Top of SOURCE MATERIAL

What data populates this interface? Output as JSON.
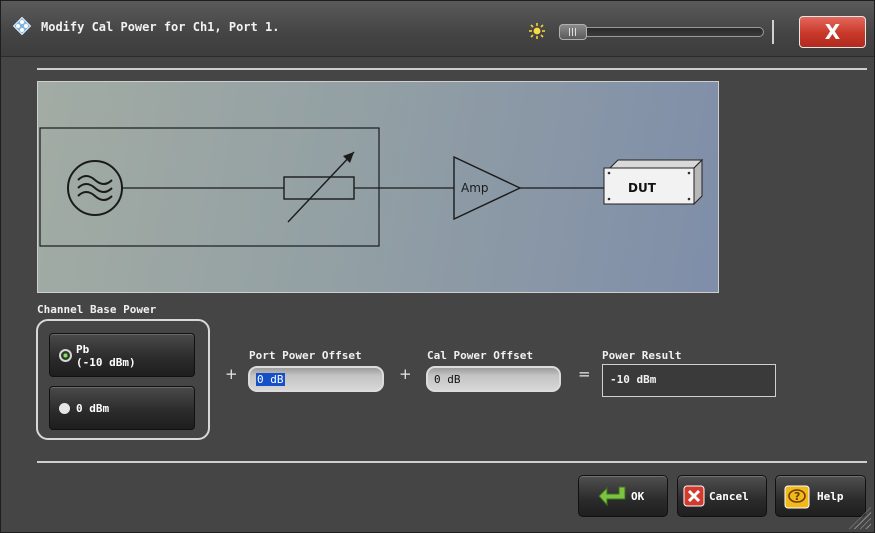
{
  "window": {
    "title": "Modify Cal Power for Ch1, Port 1.",
    "close_label": "X"
  },
  "diagram": {
    "amp_label": "Amp",
    "dut_label": "DUT"
  },
  "channel_base_power": {
    "label": "Channel Base Power",
    "options": [
      {
        "label": "Pb\n(-10 dBm)",
        "selected": true
      },
      {
        "label": "0 dBm",
        "selected": false
      }
    ]
  },
  "operators": {
    "plus": "+",
    "equals": "="
  },
  "port_power_offset": {
    "label": "Port Power Offset",
    "value": "0 dB"
  },
  "cal_power_offset": {
    "label": "Cal Power Offset",
    "value": "0 dB"
  },
  "power_result": {
    "label": "Power Result",
    "value": "-10 dBm"
  },
  "buttons": {
    "ok": "OK",
    "cancel": "Cancel",
    "help": "Help"
  },
  "icons": {
    "app": "rohde-schwarz-diamond-icon",
    "brightness": "sun-icon",
    "ok": "green-arrow-icon",
    "cancel": "red-x-icon",
    "help": "yellow-question-icon"
  }
}
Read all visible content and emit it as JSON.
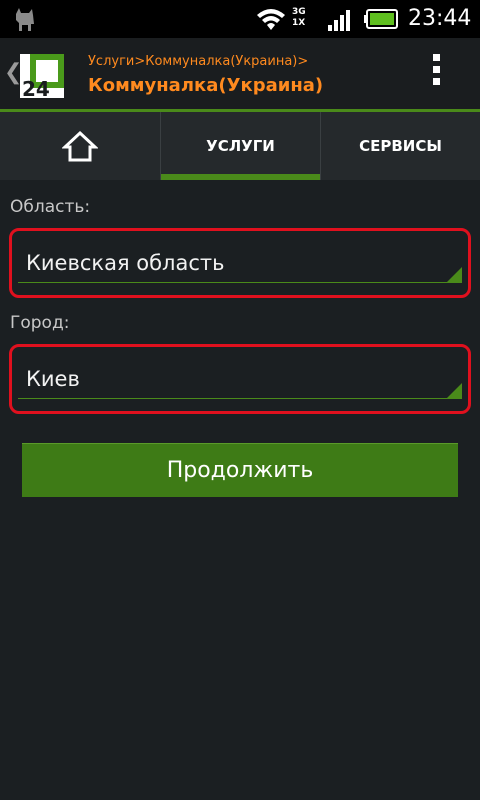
{
  "status_bar": {
    "time": "23:44",
    "network_top": "3G",
    "network_bottom": "1X",
    "icons": [
      "app-notification-icon",
      "wifi-icon",
      "network-type-icon",
      "signal-icon",
      "battery-icon"
    ]
  },
  "header": {
    "logo_text": "24",
    "breadcrumb": "Услуги>Коммуналка(Украина)>",
    "title": "Коммуналка(Украина)",
    "accent_color": "#ff8a1f",
    "brand_color": "#4a8a1a"
  },
  "tabs": {
    "home_icon": "home-icon",
    "services_label": "УСЛУГИ",
    "servisy_label": "СЕРВИСЫ",
    "active": "УСЛУГИ"
  },
  "form": {
    "oblast_label": "Область:",
    "oblast_value": "Киевская область",
    "gorod_label": "Город:",
    "gorod_value": "Киев",
    "highlight_color": "#e0101e"
  },
  "actions": {
    "continue_label": "Продолжить"
  }
}
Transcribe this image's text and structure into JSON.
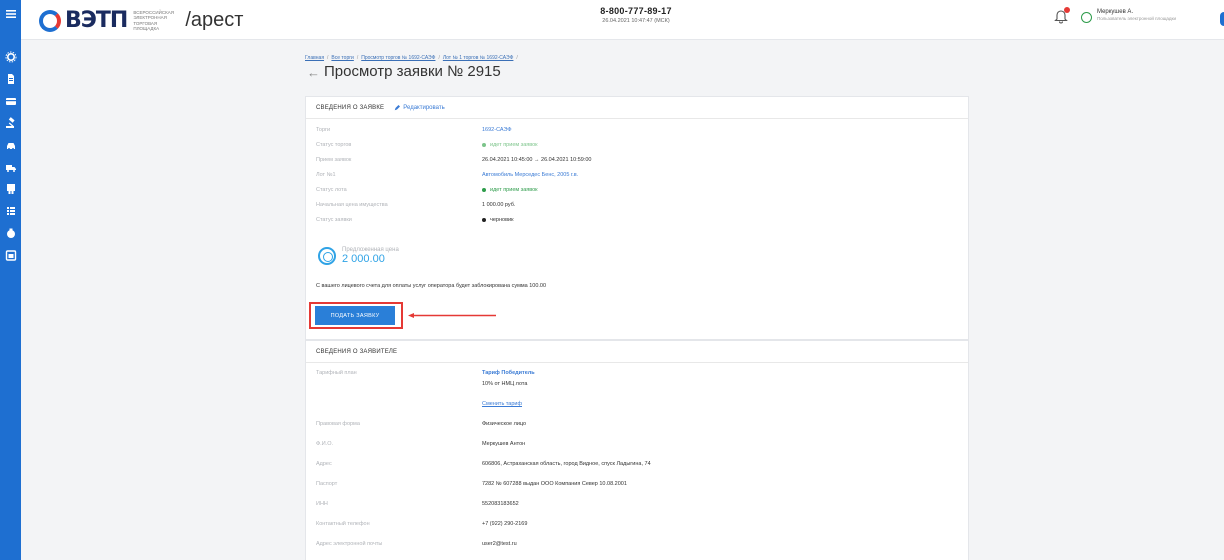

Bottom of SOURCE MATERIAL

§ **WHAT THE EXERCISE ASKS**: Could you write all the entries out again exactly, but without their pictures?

§ **PROBLEM SOLUTION**:
What data populates this interface? Output as JSON.
{
  "window": {
    "title": "Modify Cal Power for Ch1, Port 1.",
    "close_label": "X"
  },
  "diagram": {
    "amp_label": "Amp",
    "dut_label": "DUT"
  },
  "channel_base_power": {
    "label": "Channel Base Power",
    "options": [
      {
        "label": "Pb\n(-10 dBm)",
        "selected": true
      },
      {
        "label": "0 dBm",
        "selected": false
      }
    ]
  },
  "operators": {
    "plus": "+",
    "equals": "="
  },
  "port_power_offset": {
    "label": "Port Power Offset",
    "value": "0 dB"
  },
  "cal_power_offset": {
    "label": "Cal Power Offset",
    "value": "0 dB"
  },
  "power_result": {
    "label": "Power Result",
    "value": "-10 dBm"
  },
  "buttons": {
    "ok": "OK",
    "cancel": "Cancel",
    "help": "Help"
  },
  "icons": {
    "app": "rohde-schwarz-diamond-icon",
    "brightness": "sun-icon",
    "ok": "green-arrow-icon",
    "cancel": "red-x-icon",
    "help": "yellow-question-icon"
  }
}
Read all visible content and emit it as JSON.
{
  "status_bar": {
    "time": "23:44",
    "network_top": "3G",
    "network_bottom": "1X",
    "icons": [
      "app-notification-icon",
      "wifi-icon",
      "network-type-icon",
      "signal-icon",
      "battery-icon"
    ]
  },
  "header": {
    "logo_text": "24",
    "breadcrumb": "Услуги>Коммуналка(Украина)>",
    "title": "Коммуналка(Украина)",
    "accent_color": "#ff8a1f",
    "brand_color": "#4a8a1a"
  },
  "tabs": {
    "home_icon": "home-icon",
    "services_label": "УСЛУГИ",
    "servisy_label": "СЕРВИСЫ",
    "active": "УСЛУГИ"
  },
  "form": {
    "oblast_label": "Область:",
    "oblast_value": "Киевская область",
    "gorod_label": "Город:",
    "gorod_value": "Киев",
    "highlight_color": "#e0101e"
  },
  "actions": {
    "continue_label": "Продолжить"
  }
}
Transcribe this image's text and structure into JSON.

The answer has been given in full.